  • Activities our members are involved in include communicating scientific information to the public, collecting data, contributing scientific information to a policy development or planning process, and developing a research study.
  • Our members have expressed interest in professional development activities int he areas of integrating scientific and traditional knowledge, developing research partnerships, communicating science and science policy integration.
  • Our members practice in a diversity of scientific fields including physical, biological, engineering, health and social sciences.   

2014 SCOPe Member Survey

Yukon’s Science Community of Practice (SCOPe) was established in 2013 for the purpose of networking and supporting professional development amongst Yukon’s science practitioners. Though it was established by the Yukon government’s Interdepartmental Science Committee and it is co-ordinated by the Yukon government’s Science Advisor, its membership is broader than just Yukon government employees. It includes employees of other levels of government and Yukon College, consultants and other interested parties in the private sector. Over a 3-week period in April and May 2014, SCOPe email list members were invited to complete an online survey. The purpose of the survey was to gather information about the demographics, skills and interests of the SCOPe membership, gather feedback on SCOPe’s first year, and solicit suggestions for SCOPe’s future activities. The survey was hosted on the Yukon Bureau of Statistics’ online survey platform. Invitations to complete the survey were sent to SCOPe’s 194 members, of which eighty-four people responded. A report that summarizes survey results, prepared by Dr. Rachel Westfall of the Yukon Bureau of Statistics, on behalf of the Executive Council Office is available here.

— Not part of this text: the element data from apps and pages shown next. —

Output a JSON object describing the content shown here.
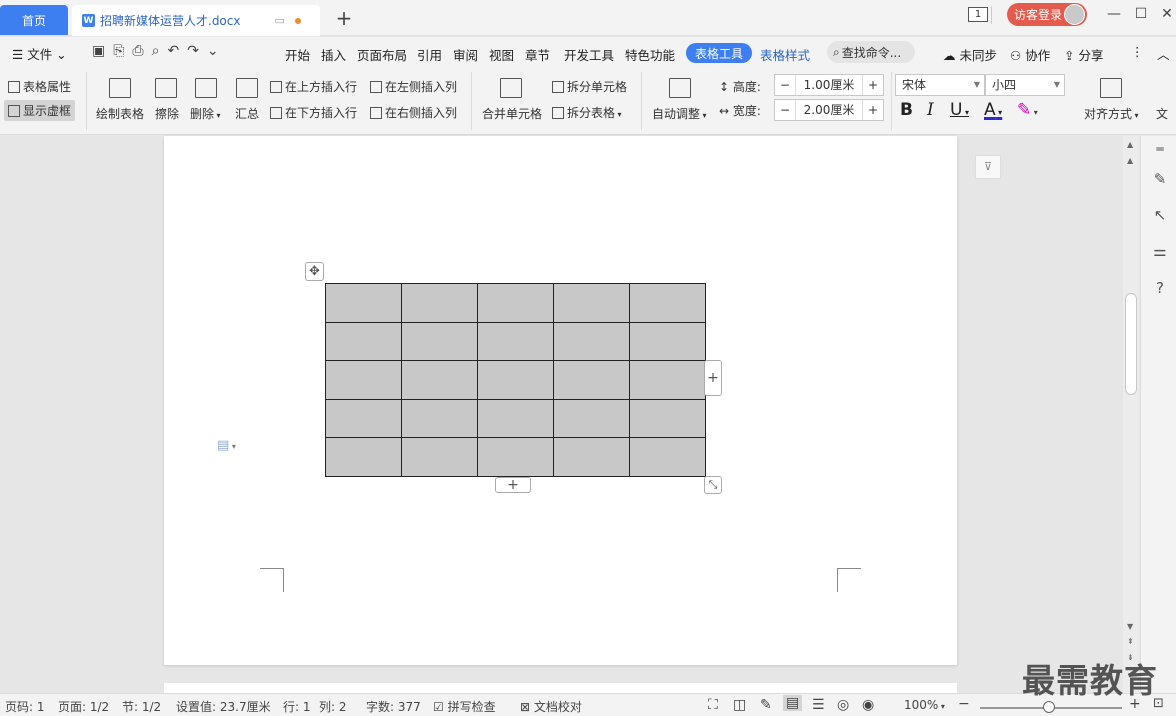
{
  "titlebar": {
    "home_tab": "首页",
    "doc_tab_icon": "W",
    "doc_tab_title": "招聘新媒体运营人才.docx",
    "page_badge": "1",
    "login_label": "访客登录",
    "new_tab": "+"
  },
  "menubar": {
    "file_label": "文件",
    "tabs": [
      "开始",
      "插入",
      "页面布局",
      "引用",
      "审阅",
      "视图",
      "章节",
      "开发工具",
      "特色功能"
    ],
    "active_tab": "表格工具",
    "table_style_tab": "表格样式",
    "search_label": "查找命令...",
    "sync_label": "未同步",
    "collab_label": "协作",
    "share_label": "分享"
  },
  "ribbon": {
    "table_props": "表格属性",
    "show_gridlines": "显示虚框",
    "draw_table": "绘制表格",
    "erase": "擦除",
    "delete": "删除",
    "summary": "汇总",
    "insert_above": "在上方插入行",
    "insert_below": "在下方插入行",
    "insert_left": "在左侧插入列",
    "insert_right": "在右侧插入列",
    "merge_cells": "合并单元格",
    "split_cells": "拆分单元格",
    "split_table": "拆分表格",
    "auto_fit": "自动调整",
    "height_label": "高度:",
    "height_value": "1.00厘米",
    "width_label": "宽度:",
    "width_value": "2.00厘米",
    "font_name": "宋体",
    "font_size": "小四",
    "align_label": "对齐方式",
    "text_dir": "文"
  },
  "table": {
    "rows": 5,
    "cols": 5,
    "fill": "#c8c8c8"
  },
  "statusbar": {
    "page_num": "页码: 1",
    "pages": "页面: 1/2",
    "section": "节: 1/2",
    "position": "设置值: 23.7厘米",
    "row": "行: 1",
    "col": "列: 2",
    "word_count": "字数: 377",
    "spell_check": "拼写检查",
    "doc_check": "文档校对",
    "zoom": "100%"
  },
  "watermark": "最需教育",
  "colors": {
    "accent": "#3d7ef0",
    "login": "#e45a4c",
    "font_color": "#2a2ad0",
    "highlight": "#e000c0"
  }
}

Results: survey of preferred date, time and location for SCOPe events

The results are in on the quick survey of preferred date, time and location for SCOPe events. 68 members participated in the survey. Detailed results are attached, and are summarized below:

  • The time of day preferred by 76% of respondents to attend SCOPe events is noon-1pm. 
  • The day of the week preferred by respondents to attend SCOPe events is Wednesday (43%), followed by Tuesday (37%), and Thursday (37%). Just over a third of respondents (36%) do not prefer a set day. 
  • The location preferred by 45% of respondents for SCOPE events is the Executive Council Office Boardroom. 33% of respondents do not have a preference. 
  • 83% of respondents would or might attend an informal Science After Hours networking event at 4pm on a Friday at a local pub.

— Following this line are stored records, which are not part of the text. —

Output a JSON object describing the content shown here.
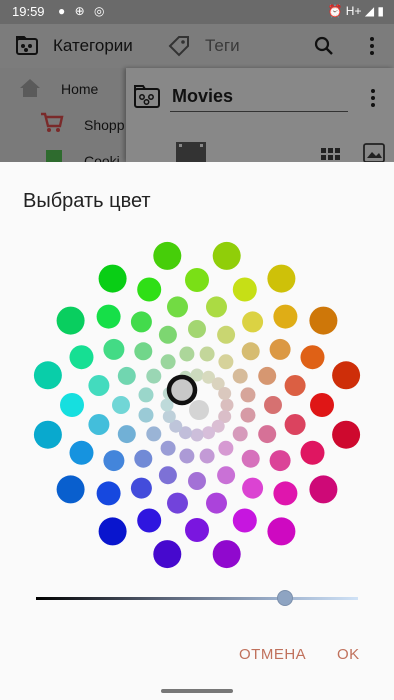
{
  "status_bar": {
    "time": "19:59",
    "network": "H+"
  },
  "app_bar": {
    "tab_categories": "Категории",
    "tab_tags": "Теги",
    "icons": [
      "category-icon",
      "tag-icon",
      "search-icon",
      "more-vert-icon"
    ]
  },
  "left_panel": {
    "items": [
      {
        "label": "Home",
        "icon": "home-icon"
      },
      {
        "label": "Shopp",
        "icon": "cart-icon"
      },
      {
        "label": "Cooki",
        "icon": "book-icon"
      }
    ]
  },
  "right_panel": {
    "title": "Movies",
    "icons": [
      "category-icon",
      "more-vert-icon",
      "film-icon",
      "grid-view-icon",
      "image-icon"
    ]
  },
  "dialog": {
    "title": "Выбрать цвет",
    "selected_color": "#c8c8c8",
    "lightness_fraction": 0.76,
    "cancel_label": "ОТМЕНА",
    "ok_label": "OK"
  },
  "colors": {
    "accent": "#c0715c",
    "dialog_bg": "#fafafa",
    "scrim": "#7a7a7a"
  }
}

Detailed results may be found here.   

Feedback from SCOPe participants

 "[SCOPe] raised my enthusiasm for government science, and I met many practitioners that I should have known before!"

 "A lunch-hour well spent!"

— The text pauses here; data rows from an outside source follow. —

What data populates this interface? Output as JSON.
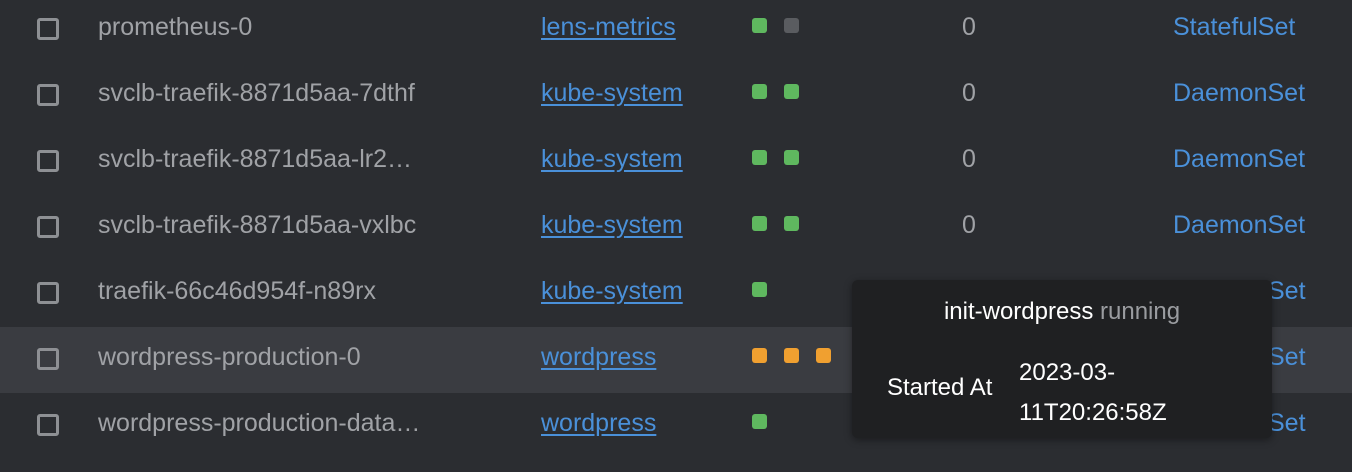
{
  "colors": {
    "background": "#2b2d31",
    "row_highlight": "#3a3c41",
    "link": "#4a90d9",
    "status_running": "#5fb85f",
    "status_waiting": "#f0a030",
    "status_unknown": "#5a5c60",
    "tooltip_bg": "#1f2022"
  },
  "rows": [
    {
      "name": "prometheus-0",
      "namespace": "lens-metrics",
      "containers": [
        "running",
        "unknown"
      ],
      "restarts": "0",
      "owner": "StatefulSet"
    },
    {
      "name": "svclb-traefik-8871d5aa-7dthf",
      "namespace": "kube-system",
      "containers": [
        "running",
        "running"
      ],
      "restarts": "0",
      "owner": "DaemonSet"
    },
    {
      "name": "svclb-traefik-8871d5aa-lr2…",
      "namespace": "kube-system",
      "containers": [
        "running",
        "running"
      ],
      "restarts": "0",
      "owner": "DaemonSet"
    },
    {
      "name": "svclb-traefik-8871d5aa-vxlbc",
      "namespace": "kube-system",
      "containers": [
        "running",
        "running"
      ],
      "restarts": "0",
      "owner": "DaemonSet"
    },
    {
      "name": "traefik-66c46d954f-n89rx",
      "namespace": "kube-system",
      "containers": [
        "running"
      ],
      "restarts": "",
      "owner": "Set"
    },
    {
      "name": "wordpress-production-0",
      "namespace": "wordpress",
      "containers": [
        "waiting",
        "waiting",
        "waiting"
      ],
      "restarts": "",
      "owner": "Set"
    },
    {
      "name": "wordpress-production-data…",
      "namespace": "wordpress",
      "containers": [
        "running"
      ],
      "restarts": "",
      "owner": "Set"
    }
  ],
  "highlighted_row": 5,
  "tooltip": {
    "container_name": "init-wordpress",
    "state": "running",
    "started_label": "Started At",
    "started_value": "2023-03-11T20:26:58Z",
    "started_value_line1": "2023-03-",
    "started_value_line2": "11T20:26:58Z"
  }
}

"As a non-scientist, I felt a little odd, but as a member of your “non-expert” audience, I found the presentation and the ensuing discussion very helpful and thought-provoking. I thoroughly enjoyed the honest exchange of ideas." 

What is a science community of practice?

According to Wikipedia, a community of practice is a group of people who share a craft and/or a profession. It is through the process of sharing information and experiences with the group that the members learn from each other, and have an opportunity to develop themselves personally and professionally. CoPs can exist online, such as within discussion boards and newsgroups, or in real life, such as in a lunch room at work, in a field setting, on a factory floor, or elsewhere in the environment. Communities of practice are not new phenomen. The purpose of SCOPe is to facilitate dialogue, collaboration and information sharing within YG and with the external science community to enhance scientific capacity, literacy and coordination in Yukon.


To find out more contact:

Dr. Aynslie Ogden, Senior Science Advisor
Executive Council Office
Government of Yukon
Phone: 867.667.5431

Mailing address:
P.O. Box 2703 (A-16)
Whitehorse, Yukon
Y1A 2C6